One of the best ways to make meaning from tragedy is to use the experience to help others. Below, staff members of New York City nursing homes hit early in the pandemic graciously offer their advice to teams across the country that might be anticipating or currently grappling with the pandemic.
- Stay calm.
- Anticipate everything. Be proactive. Order supplies early because once it hits, it’s too late. There’s nothing available, even down to alcohol pads.
- Cohort residents with symptoms on the same floor.
- Distribute PPE in a timely fashion to prevent transmission of infections.
- Be a source of support and encouragement to staff.
- Validate their experiences.
- Order food for the team.
- Encourage staff members to support each other.
- Let workers know that they’re not failing when residents get sick despite all they’ve done to help them.
- Provide support to each other, talk to staff, listen to staff, share your own feelings of grief, anxiety and panic because we all have so much in common.

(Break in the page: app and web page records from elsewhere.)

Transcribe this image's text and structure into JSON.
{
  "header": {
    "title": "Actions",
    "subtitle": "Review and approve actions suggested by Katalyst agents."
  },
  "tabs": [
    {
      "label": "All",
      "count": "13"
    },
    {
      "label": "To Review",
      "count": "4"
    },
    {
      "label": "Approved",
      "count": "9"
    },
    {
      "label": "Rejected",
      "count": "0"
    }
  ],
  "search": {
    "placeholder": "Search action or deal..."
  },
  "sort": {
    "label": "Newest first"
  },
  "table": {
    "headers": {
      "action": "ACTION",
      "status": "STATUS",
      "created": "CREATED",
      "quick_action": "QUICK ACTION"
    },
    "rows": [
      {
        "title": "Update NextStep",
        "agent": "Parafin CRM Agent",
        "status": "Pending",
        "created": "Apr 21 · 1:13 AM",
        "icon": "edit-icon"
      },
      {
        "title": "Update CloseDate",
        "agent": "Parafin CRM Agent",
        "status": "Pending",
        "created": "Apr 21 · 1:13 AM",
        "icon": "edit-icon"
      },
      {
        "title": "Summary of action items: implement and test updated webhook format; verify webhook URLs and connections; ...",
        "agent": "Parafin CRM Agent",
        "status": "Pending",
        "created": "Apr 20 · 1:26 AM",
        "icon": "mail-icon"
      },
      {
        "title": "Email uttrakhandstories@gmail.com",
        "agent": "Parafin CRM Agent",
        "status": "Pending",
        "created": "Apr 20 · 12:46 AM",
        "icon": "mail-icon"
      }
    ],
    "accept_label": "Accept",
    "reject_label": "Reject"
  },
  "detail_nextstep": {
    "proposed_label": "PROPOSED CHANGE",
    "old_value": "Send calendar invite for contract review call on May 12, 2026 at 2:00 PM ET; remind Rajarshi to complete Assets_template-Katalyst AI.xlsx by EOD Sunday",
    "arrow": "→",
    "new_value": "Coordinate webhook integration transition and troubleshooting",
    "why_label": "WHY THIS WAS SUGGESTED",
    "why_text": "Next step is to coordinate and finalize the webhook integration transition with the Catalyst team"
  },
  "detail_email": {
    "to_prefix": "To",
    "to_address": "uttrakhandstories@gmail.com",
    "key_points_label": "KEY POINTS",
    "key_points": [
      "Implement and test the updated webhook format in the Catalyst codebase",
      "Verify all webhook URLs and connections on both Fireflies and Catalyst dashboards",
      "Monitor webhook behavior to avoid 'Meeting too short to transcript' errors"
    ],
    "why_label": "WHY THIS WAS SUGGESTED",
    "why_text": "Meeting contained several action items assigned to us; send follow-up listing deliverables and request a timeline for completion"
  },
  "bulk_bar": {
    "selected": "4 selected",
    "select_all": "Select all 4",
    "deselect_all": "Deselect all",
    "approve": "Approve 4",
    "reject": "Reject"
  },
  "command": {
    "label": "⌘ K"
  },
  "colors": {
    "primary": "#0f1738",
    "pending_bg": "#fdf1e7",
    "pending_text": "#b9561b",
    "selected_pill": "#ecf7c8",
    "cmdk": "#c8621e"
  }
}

- Note the mood and behaviors of your own team. You’re all sharing this collective grief as your clients become ill or pass away, yet you are tasked with caregiving and supporting their families while grieving at the same time.
- Encourage staff to seek professional help. Telehealth is now available with flexible hours to accommodate schedules.
- Watch for distraction while on the job, like incomplete work, irritability with families or clients, tardiness or absences when these behaviors did not previously exist. Be understanding, show empathy when addressing these issues and encourage staff to seek help.
- Look at everyone like they have COVID-19.
- Protect yourself. Wear N95 masks protected by a surgical mask, gloves and face shields or goggles.
- Have hand sanitizer with you all the time.
- Don’t run around with gloves thinking you’re protected. It’s too easy to touch your cell phone.
- As a worker, you need to go into every situation expecting that you can get the virus and you can’t let down your guard.
- Maintain presence of mind as much as possible so you can follow infection control procedures rather than let anxiety take over.
- Follow all the precautions and don’t be afraid.
- Focus on your purpose of helping people and know that many of them will get better even though they have the virus.